* [EXERCISE OBJECTIVE] Return every line of the listing, exactly as it reads.
------
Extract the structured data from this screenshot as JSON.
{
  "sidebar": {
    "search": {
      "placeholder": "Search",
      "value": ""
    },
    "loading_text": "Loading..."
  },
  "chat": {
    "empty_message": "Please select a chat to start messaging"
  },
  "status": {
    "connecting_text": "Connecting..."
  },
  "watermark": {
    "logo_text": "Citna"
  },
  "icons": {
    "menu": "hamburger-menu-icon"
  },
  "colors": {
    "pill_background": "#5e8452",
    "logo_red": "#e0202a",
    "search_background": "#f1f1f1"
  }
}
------
* [EXERCISE ANSWER]
Extract the structured data from this screenshot as JSON.
{
  "sidebar": {
    "search": {
      "placeholder": "Search",
      "value": ""
    },
    "loading_text": "Loading..."
  },
  "chat": {
    "empty_message": "Please select a chat to start messaging"
  },
  "status": {
    "connecting_text": "Connecting..."
  },
  "watermark": {
    "logo_text": "Citna"
  },
  "icons": {
    "menu": "hamburger-menu-icon"
  },
  "colors": {
    "pill_background": "#5e8452",
    "logo_red": "#e0202a",
    "search_background": "#f1f1f1"
  }
}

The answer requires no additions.